Monday, October 17, 2011
“It takes me an hour to reach the only functional water pump in our area. I have to struggle with the large crowd of people there to fill my bucket. I then carry it back to our tent and have one roti (chappati) for breakfast. Later, I go out to help my brothers and father in picking cotton from the farm, which is flooded with two feet of water. We are trying to salvage as much of the cotton as possible, otherwise we will have much more debt to repay in the years to come. In the evening, I work for four to five hours in a tea shop near Mirpur Khas city, where I can make 50 rupees ($.57) every day."
These are the words of a 12-year-old boy in Mirpur Khas district. Even before the floods, the communities in worst affected areas of Lower Sindh were deprived of the even basic necessities such as proper housing, sufficient quantities of food, clean drinking water, education and healthcare.
This coastal belt of Sindh often experiences minor floods and was also affected by the massive riverine floods last year but what I have seen in the past few days is beyond belief.

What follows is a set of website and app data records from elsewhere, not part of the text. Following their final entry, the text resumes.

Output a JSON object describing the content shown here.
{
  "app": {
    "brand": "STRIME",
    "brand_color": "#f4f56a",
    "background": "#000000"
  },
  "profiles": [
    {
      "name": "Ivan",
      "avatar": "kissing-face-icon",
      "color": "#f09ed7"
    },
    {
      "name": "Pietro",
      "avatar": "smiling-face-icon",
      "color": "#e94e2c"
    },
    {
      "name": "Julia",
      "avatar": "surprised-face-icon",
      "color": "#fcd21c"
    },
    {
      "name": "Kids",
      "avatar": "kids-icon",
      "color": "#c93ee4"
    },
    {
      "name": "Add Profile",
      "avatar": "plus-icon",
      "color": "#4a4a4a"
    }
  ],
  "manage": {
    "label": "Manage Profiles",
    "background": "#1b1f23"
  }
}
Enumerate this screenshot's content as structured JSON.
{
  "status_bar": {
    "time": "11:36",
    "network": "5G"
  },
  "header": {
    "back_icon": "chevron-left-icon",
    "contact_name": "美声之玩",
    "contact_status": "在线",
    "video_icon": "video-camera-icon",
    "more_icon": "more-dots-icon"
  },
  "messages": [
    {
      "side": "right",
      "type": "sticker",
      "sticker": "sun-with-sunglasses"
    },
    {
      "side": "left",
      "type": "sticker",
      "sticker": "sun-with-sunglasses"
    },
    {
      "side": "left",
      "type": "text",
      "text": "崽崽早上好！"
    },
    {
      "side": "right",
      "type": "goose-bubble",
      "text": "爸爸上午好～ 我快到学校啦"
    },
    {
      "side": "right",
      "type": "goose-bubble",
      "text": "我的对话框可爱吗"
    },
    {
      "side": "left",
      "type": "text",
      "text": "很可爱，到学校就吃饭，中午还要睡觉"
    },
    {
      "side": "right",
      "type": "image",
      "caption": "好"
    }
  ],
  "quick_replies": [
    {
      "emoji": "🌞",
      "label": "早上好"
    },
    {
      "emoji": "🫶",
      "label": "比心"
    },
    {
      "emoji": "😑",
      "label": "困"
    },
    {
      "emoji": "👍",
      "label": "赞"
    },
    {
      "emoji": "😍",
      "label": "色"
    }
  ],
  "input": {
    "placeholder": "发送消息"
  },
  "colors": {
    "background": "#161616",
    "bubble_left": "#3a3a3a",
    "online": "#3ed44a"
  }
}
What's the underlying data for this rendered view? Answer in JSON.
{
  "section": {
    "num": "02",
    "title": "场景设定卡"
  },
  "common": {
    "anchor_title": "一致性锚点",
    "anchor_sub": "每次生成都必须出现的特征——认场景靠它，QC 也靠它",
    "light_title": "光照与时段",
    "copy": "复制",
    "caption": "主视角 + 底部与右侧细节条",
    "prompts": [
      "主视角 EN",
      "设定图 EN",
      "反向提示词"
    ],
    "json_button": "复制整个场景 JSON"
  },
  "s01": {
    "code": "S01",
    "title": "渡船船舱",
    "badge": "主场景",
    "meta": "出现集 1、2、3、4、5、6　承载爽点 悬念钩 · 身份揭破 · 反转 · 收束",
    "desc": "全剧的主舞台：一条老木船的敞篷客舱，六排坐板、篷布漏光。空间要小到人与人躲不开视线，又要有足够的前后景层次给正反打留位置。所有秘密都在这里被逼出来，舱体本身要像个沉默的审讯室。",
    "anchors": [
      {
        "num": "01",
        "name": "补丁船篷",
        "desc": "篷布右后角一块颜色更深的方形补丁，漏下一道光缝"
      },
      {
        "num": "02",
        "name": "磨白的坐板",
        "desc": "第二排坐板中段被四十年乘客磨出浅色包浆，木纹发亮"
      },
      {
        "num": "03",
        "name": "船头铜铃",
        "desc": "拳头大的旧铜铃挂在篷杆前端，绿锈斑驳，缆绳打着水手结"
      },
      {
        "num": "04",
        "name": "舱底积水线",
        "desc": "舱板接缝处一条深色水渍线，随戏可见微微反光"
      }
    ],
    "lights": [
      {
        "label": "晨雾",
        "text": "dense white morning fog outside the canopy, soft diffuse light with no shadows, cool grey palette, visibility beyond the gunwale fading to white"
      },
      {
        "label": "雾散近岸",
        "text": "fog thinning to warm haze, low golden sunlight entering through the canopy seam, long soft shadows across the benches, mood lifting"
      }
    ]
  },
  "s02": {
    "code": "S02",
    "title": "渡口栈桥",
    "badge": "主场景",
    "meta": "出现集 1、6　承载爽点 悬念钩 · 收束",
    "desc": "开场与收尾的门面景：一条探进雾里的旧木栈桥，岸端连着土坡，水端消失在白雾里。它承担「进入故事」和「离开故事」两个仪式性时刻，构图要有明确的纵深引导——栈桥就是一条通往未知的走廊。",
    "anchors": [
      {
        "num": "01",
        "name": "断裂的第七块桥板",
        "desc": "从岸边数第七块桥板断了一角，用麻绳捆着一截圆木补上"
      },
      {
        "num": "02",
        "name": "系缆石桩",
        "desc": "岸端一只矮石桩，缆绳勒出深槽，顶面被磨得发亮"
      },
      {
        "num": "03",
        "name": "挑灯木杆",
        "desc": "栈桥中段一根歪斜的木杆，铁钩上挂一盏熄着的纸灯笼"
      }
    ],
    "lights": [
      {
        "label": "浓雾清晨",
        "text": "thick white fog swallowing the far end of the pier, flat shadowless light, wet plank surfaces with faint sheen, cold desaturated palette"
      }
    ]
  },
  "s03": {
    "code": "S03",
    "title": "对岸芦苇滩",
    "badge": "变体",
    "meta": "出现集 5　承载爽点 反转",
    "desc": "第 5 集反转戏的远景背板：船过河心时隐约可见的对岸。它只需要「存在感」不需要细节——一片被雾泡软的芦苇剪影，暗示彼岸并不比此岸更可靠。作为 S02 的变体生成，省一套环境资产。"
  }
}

It seemed as if I had landed on another planet. What used to be farmlands resemble vast lakes touching the horizon while rows after rows of thatched shelters are pitched up along the only road spared by the floods.
Hundreds of thousands of people are homeless; those who were lucky to find room in government school buildings were pushed out when floodwaters rose to more than six feet. As men scrounge for work and fill forms to get relief supplies, women and children queue in long rows to collect water at hand pumps and trucks distributing clean water. Children walk up to their knees or swim in stagnant water.
The long term risks are alarming – peoples’ savings are invested in cattle and the surviving animals are becoming weaker due to the scarcity of food. “I am forced to sell our goats at half price before they die,” said one farmer, “and this is the only cash I have to support my family till spring crops are harvested next year. That’s why my children have to work in the city.” This means boys as young as six dropping out of schools and working in hazardous informal setups, including auto workshops, tea houses, bus stands and labor work at construction sites.
After a lackluster response from the international community and national media, interest in this emergency is slowly picking up. BBC, CNN, and Al-Jazeera, as well as national electronic and print networks are now covering the real-life stories of families struggling to survive. They need to continue sharing the details of the crisis with the world before it is too late.